Aim of the task — Check every line of the records below for the string "agreements", then report only how many lines have it.
# # #
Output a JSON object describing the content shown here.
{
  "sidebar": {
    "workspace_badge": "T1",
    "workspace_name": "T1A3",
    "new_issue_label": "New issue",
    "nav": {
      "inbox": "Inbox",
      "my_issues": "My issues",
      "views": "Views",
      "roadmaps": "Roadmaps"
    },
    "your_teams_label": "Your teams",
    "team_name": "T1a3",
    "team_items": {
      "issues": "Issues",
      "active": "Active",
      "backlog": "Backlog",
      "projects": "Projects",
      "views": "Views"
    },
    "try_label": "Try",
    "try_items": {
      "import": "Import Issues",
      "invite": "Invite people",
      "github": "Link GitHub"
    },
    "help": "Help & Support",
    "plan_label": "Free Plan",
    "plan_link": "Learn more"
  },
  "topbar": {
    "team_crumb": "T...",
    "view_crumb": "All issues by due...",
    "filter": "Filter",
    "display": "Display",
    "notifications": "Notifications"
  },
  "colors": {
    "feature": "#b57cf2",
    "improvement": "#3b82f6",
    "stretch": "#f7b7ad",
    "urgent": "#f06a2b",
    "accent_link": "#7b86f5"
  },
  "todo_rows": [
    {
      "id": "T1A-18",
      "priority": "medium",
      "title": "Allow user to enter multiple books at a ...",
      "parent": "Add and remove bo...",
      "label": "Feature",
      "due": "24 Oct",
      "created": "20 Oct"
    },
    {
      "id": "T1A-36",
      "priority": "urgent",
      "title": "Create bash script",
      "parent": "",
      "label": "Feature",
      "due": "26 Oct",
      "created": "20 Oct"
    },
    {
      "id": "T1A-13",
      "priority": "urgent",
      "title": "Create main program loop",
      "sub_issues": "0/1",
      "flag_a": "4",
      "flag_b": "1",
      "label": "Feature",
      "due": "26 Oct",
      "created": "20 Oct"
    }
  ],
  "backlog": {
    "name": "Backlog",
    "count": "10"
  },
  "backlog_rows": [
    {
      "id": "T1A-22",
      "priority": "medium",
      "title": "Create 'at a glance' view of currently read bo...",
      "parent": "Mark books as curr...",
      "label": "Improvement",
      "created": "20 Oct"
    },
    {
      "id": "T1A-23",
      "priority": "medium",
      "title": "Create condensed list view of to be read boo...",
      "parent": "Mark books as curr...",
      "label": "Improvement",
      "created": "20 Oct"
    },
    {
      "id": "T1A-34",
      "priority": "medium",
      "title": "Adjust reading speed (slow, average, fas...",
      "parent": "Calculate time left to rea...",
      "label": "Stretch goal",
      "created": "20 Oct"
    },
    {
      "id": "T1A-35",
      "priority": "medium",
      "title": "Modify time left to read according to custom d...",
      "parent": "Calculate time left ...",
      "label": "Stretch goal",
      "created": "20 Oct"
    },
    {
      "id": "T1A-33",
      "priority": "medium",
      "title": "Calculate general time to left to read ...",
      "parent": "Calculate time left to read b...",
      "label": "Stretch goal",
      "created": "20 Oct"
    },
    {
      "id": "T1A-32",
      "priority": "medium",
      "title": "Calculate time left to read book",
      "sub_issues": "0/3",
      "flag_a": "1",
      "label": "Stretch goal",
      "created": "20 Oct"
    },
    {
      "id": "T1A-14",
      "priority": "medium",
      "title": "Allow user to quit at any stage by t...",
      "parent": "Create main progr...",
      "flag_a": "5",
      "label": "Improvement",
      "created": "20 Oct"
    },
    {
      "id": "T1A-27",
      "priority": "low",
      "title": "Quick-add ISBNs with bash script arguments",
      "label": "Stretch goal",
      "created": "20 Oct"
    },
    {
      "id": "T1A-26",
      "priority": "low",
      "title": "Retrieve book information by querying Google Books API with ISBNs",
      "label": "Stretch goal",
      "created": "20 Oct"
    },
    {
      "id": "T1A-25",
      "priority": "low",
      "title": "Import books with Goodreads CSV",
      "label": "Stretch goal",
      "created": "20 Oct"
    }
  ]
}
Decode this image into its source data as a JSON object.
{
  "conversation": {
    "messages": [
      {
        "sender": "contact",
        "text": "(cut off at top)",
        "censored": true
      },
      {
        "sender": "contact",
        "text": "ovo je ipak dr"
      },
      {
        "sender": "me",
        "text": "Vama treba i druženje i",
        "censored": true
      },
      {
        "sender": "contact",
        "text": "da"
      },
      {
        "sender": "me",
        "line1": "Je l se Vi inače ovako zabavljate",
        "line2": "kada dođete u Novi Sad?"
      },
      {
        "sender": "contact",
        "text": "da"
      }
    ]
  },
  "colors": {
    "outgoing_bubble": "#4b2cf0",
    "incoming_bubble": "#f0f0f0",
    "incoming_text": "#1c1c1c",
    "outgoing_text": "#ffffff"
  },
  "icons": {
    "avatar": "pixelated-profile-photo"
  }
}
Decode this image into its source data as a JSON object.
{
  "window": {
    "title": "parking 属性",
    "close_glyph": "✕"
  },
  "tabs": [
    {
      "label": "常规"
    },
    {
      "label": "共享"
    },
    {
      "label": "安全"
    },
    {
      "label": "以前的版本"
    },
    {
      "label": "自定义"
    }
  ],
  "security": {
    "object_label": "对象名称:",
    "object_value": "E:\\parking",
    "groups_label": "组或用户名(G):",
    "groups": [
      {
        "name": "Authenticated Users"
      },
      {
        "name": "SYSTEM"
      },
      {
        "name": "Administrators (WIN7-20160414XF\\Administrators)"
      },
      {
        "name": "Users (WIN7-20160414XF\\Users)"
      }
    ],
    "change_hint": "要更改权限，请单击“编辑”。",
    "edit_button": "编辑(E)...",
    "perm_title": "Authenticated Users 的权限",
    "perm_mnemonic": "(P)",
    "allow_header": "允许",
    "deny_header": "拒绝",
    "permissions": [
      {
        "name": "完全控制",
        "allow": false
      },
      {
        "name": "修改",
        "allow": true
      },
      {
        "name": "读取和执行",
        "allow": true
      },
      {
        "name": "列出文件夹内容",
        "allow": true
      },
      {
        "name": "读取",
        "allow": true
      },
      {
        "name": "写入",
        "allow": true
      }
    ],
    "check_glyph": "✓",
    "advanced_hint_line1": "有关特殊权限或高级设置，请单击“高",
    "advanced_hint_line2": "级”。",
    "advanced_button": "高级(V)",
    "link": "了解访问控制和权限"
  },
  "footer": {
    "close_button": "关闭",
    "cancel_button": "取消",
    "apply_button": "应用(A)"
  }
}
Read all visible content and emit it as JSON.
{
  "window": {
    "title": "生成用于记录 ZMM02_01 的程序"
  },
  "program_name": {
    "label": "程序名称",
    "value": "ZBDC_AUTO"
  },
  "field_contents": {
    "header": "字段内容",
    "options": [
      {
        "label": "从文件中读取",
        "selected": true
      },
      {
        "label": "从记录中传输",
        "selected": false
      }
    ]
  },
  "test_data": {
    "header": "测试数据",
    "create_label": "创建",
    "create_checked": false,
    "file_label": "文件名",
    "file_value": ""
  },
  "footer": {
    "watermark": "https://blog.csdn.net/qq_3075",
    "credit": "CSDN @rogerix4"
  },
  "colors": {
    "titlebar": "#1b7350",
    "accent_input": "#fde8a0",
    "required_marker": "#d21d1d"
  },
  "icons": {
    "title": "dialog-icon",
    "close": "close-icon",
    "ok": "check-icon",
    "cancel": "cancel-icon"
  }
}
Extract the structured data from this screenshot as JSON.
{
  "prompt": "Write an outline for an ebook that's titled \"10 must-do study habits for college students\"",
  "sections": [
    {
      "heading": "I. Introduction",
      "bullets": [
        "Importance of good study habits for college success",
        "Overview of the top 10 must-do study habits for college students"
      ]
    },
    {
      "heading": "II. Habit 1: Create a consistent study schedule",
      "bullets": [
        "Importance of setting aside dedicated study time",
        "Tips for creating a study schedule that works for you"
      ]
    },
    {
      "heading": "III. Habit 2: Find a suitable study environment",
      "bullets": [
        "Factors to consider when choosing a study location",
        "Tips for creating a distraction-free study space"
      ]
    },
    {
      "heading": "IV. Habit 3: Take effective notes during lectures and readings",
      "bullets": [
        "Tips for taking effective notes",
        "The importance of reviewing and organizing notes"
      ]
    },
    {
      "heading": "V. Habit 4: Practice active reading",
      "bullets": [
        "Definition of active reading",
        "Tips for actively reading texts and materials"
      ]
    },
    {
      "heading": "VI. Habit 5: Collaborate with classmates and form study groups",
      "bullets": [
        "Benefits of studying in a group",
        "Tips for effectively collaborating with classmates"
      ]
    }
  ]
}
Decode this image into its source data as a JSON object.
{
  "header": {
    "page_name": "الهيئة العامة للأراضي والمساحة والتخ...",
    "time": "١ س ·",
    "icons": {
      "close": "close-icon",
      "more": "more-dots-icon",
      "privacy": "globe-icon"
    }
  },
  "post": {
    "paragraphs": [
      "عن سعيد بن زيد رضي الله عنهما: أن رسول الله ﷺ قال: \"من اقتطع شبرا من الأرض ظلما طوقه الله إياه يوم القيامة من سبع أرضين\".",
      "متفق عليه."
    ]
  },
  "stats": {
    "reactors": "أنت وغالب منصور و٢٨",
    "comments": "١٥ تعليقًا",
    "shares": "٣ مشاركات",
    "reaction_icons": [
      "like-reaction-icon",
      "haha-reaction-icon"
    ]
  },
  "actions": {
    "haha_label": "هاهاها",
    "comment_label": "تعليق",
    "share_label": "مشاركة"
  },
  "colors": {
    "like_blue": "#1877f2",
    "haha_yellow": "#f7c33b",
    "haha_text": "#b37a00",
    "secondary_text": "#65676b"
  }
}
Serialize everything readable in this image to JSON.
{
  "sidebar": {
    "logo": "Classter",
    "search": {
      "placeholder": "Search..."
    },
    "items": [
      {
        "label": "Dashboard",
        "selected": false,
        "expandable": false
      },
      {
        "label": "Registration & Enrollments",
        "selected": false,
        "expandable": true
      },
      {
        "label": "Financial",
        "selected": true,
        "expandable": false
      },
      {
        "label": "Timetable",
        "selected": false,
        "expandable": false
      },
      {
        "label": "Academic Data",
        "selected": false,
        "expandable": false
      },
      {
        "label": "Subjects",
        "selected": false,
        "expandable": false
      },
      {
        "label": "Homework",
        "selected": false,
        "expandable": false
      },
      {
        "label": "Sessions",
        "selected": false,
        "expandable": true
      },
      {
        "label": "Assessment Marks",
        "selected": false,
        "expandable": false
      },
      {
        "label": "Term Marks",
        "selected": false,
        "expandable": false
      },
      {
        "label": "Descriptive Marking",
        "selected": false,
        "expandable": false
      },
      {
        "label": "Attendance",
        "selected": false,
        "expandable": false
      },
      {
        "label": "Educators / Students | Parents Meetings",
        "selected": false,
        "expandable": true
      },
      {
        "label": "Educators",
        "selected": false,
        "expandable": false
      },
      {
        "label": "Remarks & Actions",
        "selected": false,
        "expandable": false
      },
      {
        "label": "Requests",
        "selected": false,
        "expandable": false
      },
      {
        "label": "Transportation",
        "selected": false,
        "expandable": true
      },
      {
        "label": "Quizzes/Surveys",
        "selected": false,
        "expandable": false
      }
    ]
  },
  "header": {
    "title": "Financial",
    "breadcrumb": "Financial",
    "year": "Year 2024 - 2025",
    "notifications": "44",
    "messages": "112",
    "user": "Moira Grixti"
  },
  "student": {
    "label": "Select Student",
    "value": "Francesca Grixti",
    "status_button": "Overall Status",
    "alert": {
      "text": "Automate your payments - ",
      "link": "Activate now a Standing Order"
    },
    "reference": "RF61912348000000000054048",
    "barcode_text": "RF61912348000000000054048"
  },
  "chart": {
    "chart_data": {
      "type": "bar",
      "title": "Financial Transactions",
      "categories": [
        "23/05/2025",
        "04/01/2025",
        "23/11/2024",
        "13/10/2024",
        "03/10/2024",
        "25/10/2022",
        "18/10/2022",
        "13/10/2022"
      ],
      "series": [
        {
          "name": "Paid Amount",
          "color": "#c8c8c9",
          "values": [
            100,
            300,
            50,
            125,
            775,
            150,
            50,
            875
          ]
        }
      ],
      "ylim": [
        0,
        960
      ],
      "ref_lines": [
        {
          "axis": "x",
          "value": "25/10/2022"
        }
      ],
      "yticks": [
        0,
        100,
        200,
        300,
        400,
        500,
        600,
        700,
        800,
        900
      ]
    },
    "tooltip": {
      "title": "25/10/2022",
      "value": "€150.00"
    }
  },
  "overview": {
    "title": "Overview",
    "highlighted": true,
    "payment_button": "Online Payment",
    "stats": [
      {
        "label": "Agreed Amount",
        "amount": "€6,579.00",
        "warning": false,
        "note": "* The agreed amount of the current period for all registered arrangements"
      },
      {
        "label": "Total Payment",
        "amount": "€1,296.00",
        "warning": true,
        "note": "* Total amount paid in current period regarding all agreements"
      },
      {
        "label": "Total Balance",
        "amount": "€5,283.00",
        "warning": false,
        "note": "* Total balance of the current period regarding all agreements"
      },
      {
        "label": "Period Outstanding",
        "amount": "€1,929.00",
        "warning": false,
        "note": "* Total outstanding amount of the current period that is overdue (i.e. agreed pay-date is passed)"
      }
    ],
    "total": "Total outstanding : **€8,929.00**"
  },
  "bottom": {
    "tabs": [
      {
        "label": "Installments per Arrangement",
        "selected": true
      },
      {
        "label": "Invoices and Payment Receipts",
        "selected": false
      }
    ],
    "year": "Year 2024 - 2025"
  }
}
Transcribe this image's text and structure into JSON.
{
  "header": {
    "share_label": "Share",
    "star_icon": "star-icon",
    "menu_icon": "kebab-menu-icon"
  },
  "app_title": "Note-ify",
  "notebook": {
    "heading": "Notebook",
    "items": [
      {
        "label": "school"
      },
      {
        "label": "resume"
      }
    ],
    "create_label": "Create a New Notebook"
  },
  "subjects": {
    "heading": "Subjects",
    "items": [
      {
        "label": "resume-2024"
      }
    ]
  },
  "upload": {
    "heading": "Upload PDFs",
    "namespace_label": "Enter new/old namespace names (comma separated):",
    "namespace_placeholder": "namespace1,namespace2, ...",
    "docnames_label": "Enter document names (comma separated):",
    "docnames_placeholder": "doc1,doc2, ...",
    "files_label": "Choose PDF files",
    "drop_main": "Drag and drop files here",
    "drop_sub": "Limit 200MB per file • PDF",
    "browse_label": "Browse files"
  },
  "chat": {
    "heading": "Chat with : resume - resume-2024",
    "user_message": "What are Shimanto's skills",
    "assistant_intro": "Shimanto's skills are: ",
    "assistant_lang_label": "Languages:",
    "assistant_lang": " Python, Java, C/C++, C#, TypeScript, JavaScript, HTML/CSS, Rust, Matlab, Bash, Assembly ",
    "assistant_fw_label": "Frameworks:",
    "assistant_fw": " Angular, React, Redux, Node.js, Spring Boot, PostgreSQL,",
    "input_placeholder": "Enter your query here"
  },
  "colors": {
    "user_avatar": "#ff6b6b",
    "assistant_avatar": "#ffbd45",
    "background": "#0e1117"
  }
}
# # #
Output for this task — 2